As such pictures complete their circle - and Mr. Smith, in colorblind studio fare, commands grosses to rival those of Eddie Murphy at his peak - at least one major sore spot still remains in black Hollywood: its women.

None of the big hits anchored by African-Americans this year were carried by women. The one major candidate was "Beauty Shop," which starred Queen Latifah and, notwithstanding her much-lauded performance in "Chicago," brought in $36 million dollars at the domestic box office - around half what the original "Barbershop" and its sequel each did.

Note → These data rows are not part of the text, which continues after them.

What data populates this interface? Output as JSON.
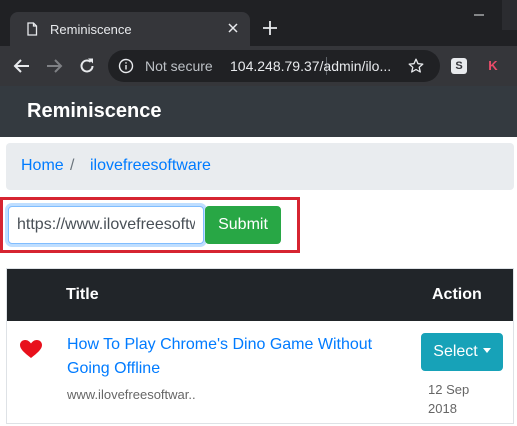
{
  "browser": {
    "tab_title": "Reminiscence",
    "security_label": "Not secure",
    "url": "104.248.79.37/admin/ilo...",
    "extension_s": "S",
    "extension_k": "K"
  },
  "navbar": {
    "brand": "Reminiscence"
  },
  "breadcrumb": {
    "home": "Home",
    "separator": "/",
    "current": "ilovefreesoftware"
  },
  "form": {
    "url_value": "https://www.ilovefreesoftware.com/",
    "submit_label": "Submit"
  },
  "table": {
    "headers": {
      "title": "Title",
      "action": "Action"
    },
    "rows": [
      {
        "icon": "heart-icon",
        "title": "How To Play Chrome's Dino Game Without Going Offline",
        "source": "www.ilovefreesoftwar..",
        "action_label": "Select",
        "date": "12 Sep 2018"
      }
    ]
  },
  "colors": {
    "navbar": "#343a40",
    "link": "#007bff",
    "submit": "#28a745",
    "select": "#17a2b8",
    "heart": "#e8101c",
    "highlight": "#d62431"
  }
}
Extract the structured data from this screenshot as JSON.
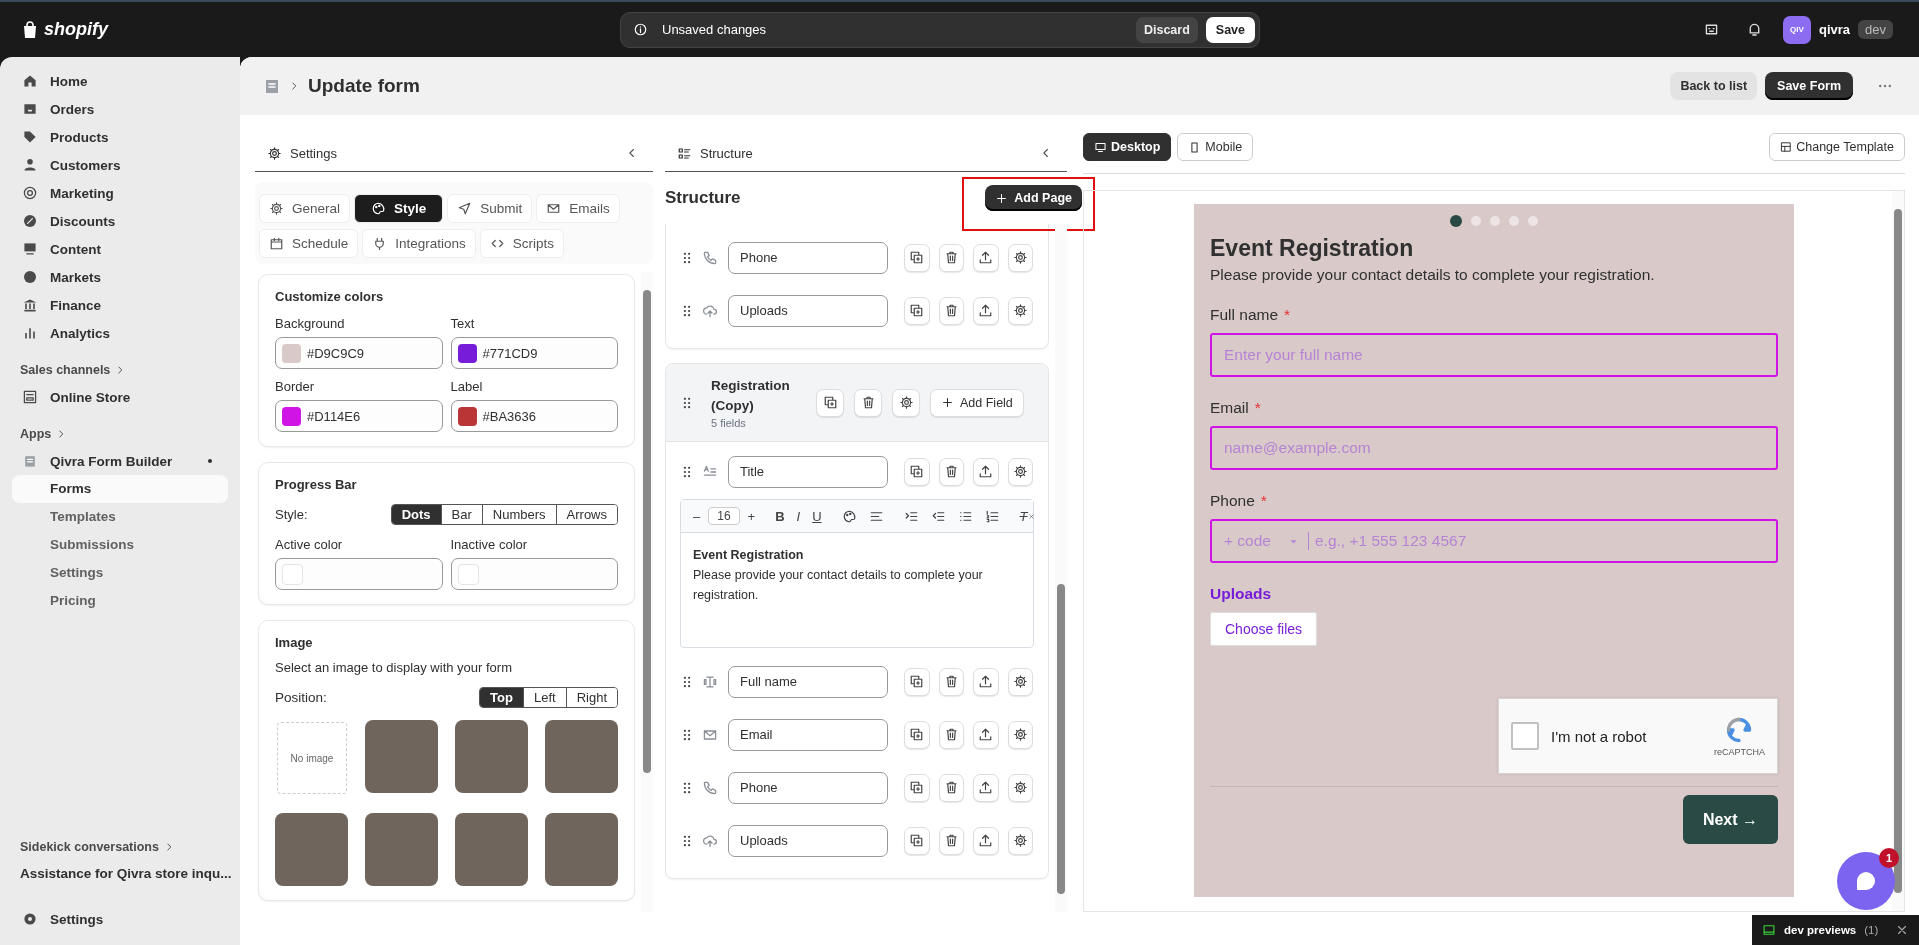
{
  "topbar": {
    "brand": "shopify",
    "notice": "Unsaved changes",
    "discard": "Discard",
    "save": "Save",
    "avatar": "QIV",
    "user": "qivra",
    "badge": "dev"
  },
  "sidebar": {
    "items": [
      {
        "label": "Home",
        "selected": false
      },
      {
        "label": "Orders",
        "selected": false
      },
      {
        "label": "Products",
        "selected": false
      },
      {
        "label": "Customers",
        "selected": false
      },
      {
        "label": "Marketing",
        "selected": false
      },
      {
        "label": "Discounts",
        "selected": false
      },
      {
        "label": "Content",
        "selected": false
      },
      {
        "label": "Markets",
        "selected": false
      },
      {
        "label": "Finance",
        "selected": false
      },
      {
        "label": "Analytics",
        "selected": false
      }
    ],
    "sales_channels": {
      "heading": "Sales channels",
      "items": [
        {
          "label": "Online Store",
          "selected": false
        }
      ]
    },
    "apps": {
      "heading": "Apps",
      "app": "Qivra Form Builder",
      "children": [
        {
          "label": "Forms",
          "selected": true
        },
        {
          "label": "Templates",
          "selected": false
        },
        {
          "label": "Submissions",
          "selected": false
        },
        {
          "label": "Settings",
          "selected": false
        },
        {
          "label": "Pricing",
          "selected": false
        }
      ]
    },
    "sidekick": {
      "heading": "Sidekick conversations",
      "items": [
        "Assistance for Qivra store inqu..."
      ]
    },
    "settings": "Settings"
  },
  "page": {
    "title": "Update form",
    "back": "Back to list",
    "save": "Save Form"
  },
  "settings_panel": {
    "title": "Settings",
    "tabs": [
      {
        "label": "General",
        "selected": false
      },
      {
        "label": "Style",
        "selected": true
      },
      {
        "label": "Submit",
        "selected": false
      },
      {
        "label": "Emails",
        "selected": false
      },
      {
        "label": "Schedule",
        "selected": false
      },
      {
        "label": "Integrations",
        "selected": false
      },
      {
        "label": "Scripts",
        "selected": false
      }
    ],
    "colors": {
      "title": "Customize colors",
      "fields": [
        {
          "label": "Background",
          "value": "#D9C9C9",
          "color": "#d9c9c9"
        },
        {
          "label": "Text",
          "value": "#771CD9",
          "color": "#771cd9"
        },
        {
          "label": "Border",
          "value": "#D114E6",
          "color": "#d114e6"
        },
        {
          "label": "Label",
          "value": "#BA3636",
          "color": "#ba3636"
        }
      ]
    },
    "progress_bar": {
      "title": "Progress Bar",
      "style_label": "Style:",
      "styles": [
        {
          "label": "Dots",
          "selected": true
        },
        {
          "label": "Bar",
          "selected": false
        },
        {
          "label": "Numbers",
          "selected": false
        },
        {
          "label": "Arrows",
          "selected": false
        }
      ],
      "active_label": "Active color",
      "inactive_label": "Inactive color"
    },
    "image": {
      "title": "Image",
      "description": "Select an image to display with your form",
      "position_label": "Position:",
      "positions": [
        {
          "label": "Top",
          "selected": true
        },
        {
          "label": "Left",
          "selected": false
        },
        {
          "label": "Right",
          "selected": false
        }
      ],
      "thumbnails": [
        {
          "kind": "none",
          "label": "No image"
        },
        {
          "kind": "photo"
        },
        {
          "kind": "photo"
        },
        {
          "kind": "photo"
        },
        {
          "kind": "photo"
        },
        {
          "kind": "photo"
        },
        {
          "kind": "photo"
        },
        {
          "kind": "photo"
        }
      ]
    }
  },
  "structure_panel": {
    "title": "Structure",
    "heading": "Structure",
    "add_page": "Add Page",
    "add_page_highlighted": true,
    "pages": [
      {
        "fields": [
          {
            "kind": "phone",
            "label": "Phone"
          },
          {
            "kind": "upload",
            "label": "Uploads"
          }
        ]
      },
      {
        "title": "Registration (Copy)",
        "count": "5 fields",
        "add_field": "Add Field",
        "fields": [
          {
            "kind": "title",
            "label": "Title",
            "editor": {
              "size": "16",
              "decrease": "–",
              "increase": "+",
              "tools": [
                {
                  "kind": "bold",
                  "label": "B"
                },
                {
                  "kind": "italic",
                  "label": "I"
                },
                {
                  "kind": "underline",
                  "label": "U"
                },
                {
                  "kind": "palette"
                },
                {
                  "kind": "align"
                },
                {
                  "kind": "indent"
                },
                {
                  "kind": "outdent"
                },
                {
                  "kind": "bullets"
                },
                {
                  "kind": "numbers"
                },
                {
                  "kind": "clear",
                  "label": "T"
                }
              ],
              "heading": "Event Registration",
              "body": "Please provide your contact details to complete your registration."
            }
          },
          {
            "kind": "name",
            "label": "Full name"
          },
          {
            "kind": "email",
            "label": "Email"
          },
          {
            "kind": "phone",
            "label": "Phone"
          },
          {
            "kind": "upload",
            "label": "Uploads"
          }
        ]
      }
    ]
  },
  "preview": {
    "views": [
      {
        "label": "Desktop",
        "selected": true
      },
      {
        "label": "Mobile",
        "selected": false
      }
    ],
    "change_template": "Change Template",
    "steps": [
      {
        "selected": true
      },
      {
        "selected": false
      },
      {
        "selected": false
      },
      {
        "selected": false
      },
      {
        "selected": false
      }
    ],
    "title": "Event Registration",
    "subtitle": "Please provide your contact details to complete your registration.",
    "fields": [
      {
        "kind": "text",
        "label": "Full name",
        "required_mark": "*",
        "placeholder": "Enter your full name"
      },
      {
        "kind": "text",
        "label": "Email",
        "required_mark": "*",
        "placeholder": "name@example.com"
      },
      {
        "kind": "phone",
        "label": "Phone",
        "required_mark": "*",
        "code": "+ code",
        "placeholder": "e.g., +1 555 123 4567"
      },
      {
        "kind": "upload",
        "label": "Uploads",
        "button": "Choose files"
      }
    ],
    "captcha": {
      "label": "I'm not a robot",
      "checked": false,
      "brand": "reCAPTCHA"
    },
    "next": "Next →"
  },
  "chat": {
    "badge": "1"
  },
  "dev_bar": {
    "label": "dev previews",
    "count": "(1)"
  }
}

"After Halle Berry does her films and Latifah does her films, it's left to all the black, Latino and Asian actresses to fight over a couple of roles," said Gabrielle Union, who played Alice Kramden in Paramount's poorly received black-themed adaptation of "The Honeymooners" this year. "I opted for some TV. There's just not a ton of work in film."

By early next year, even that may begin to change, as Ms. Berry, putting "Catwoman" behind her, returns in her third showing as Storm in Fox's "X-Men" franchise, and Beyoncé Knowles arrives as a full-blown lead in the director Bill Condon's adaptation of the Broadway musical "Dreamgirls" for Dreamworks SKG.

Yet progress isn't victory. Indeed, Mr. Gale of MTV warned that viewers tend still tend to polarize along racial lines if not encouraged to see common ground in a film. "There's still a lot of segregation among movie audiences, but the younger audience is more open," he said.

Meanwhile, Mr. Friday of Film Life cautioned that success and acceptance aren't quite the same, either - and that the second may still be several beats behind the first. "We ate at the table this year," he said. "But we can't afford to get comfortable."